## [What this task involves]
Copy exactly, please, the line that has "Parse this screenshot: output" in it along with every line after it to the end of the listing.

Task material section start

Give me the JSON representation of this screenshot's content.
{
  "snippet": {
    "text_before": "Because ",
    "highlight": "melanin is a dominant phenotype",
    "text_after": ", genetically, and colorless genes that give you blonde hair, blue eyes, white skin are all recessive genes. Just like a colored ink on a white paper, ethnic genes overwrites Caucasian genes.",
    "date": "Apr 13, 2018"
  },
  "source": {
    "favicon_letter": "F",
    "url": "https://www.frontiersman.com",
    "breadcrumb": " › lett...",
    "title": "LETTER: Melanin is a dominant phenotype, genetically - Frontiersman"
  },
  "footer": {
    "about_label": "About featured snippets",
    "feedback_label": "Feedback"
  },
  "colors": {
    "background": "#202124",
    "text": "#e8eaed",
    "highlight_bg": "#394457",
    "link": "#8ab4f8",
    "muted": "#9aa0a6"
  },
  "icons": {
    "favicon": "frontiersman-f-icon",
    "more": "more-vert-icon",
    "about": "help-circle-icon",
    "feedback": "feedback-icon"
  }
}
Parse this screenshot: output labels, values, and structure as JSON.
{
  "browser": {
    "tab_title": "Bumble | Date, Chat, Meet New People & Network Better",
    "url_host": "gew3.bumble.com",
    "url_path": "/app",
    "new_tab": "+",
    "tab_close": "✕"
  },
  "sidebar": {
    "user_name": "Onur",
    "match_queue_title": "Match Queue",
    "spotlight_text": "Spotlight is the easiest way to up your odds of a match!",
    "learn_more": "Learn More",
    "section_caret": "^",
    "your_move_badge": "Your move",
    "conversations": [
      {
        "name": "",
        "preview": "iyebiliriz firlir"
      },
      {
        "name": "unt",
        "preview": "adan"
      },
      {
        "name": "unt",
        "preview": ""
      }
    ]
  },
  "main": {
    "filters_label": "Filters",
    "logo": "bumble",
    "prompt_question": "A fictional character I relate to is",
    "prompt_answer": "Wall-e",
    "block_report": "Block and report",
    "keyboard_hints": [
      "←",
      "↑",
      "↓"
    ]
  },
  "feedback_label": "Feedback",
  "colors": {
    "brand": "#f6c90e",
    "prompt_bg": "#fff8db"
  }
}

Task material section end

## [The completed task]
Parse this screenshot: output labels, values, and structure as JSON.
{
  "browser": {
    "tab_title": "Bumble | Date, Chat, Meet New People & Network Better",
    "url_host": "gew3.bumble.com",
    "url_path": "/app",
    "new_tab": "+",
    "tab_close": "✕"
  },
  "sidebar": {
    "user_name": "Onur",
    "match_queue_title": "Match Queue",
    "spotlight_text": "Spotlight is the easiest way to up your odds of a match!",
    "learn_more": "Learn More",
    "section_caret": "^",
    "your_move_badge": "Your move",
    "conversations": [
      {
        "name": "",
        "preview": "iyebiliriz firlir"
      },
      {
        "name": "unt",
        "preview": "adan"
      },
      {
        "name": "unt",
        "preview": ""
      }
    ]
  },
  "main": {
    "filters_label": "Filters",
    "logo": "bumble",
    "prompt_question": "A fictional character I relate to is",
    "prompt_answer": "Wall-e",
    "block_report": "Block and report",
    "keyboard_hints": [
      "←",
      "↑",
      "↓"
    ]
  },
  "feedback_label": "Feedback",
  "colors": {
    "brand": "#f6c90e",
    "prompt_bg": "#fff8db"
  }
}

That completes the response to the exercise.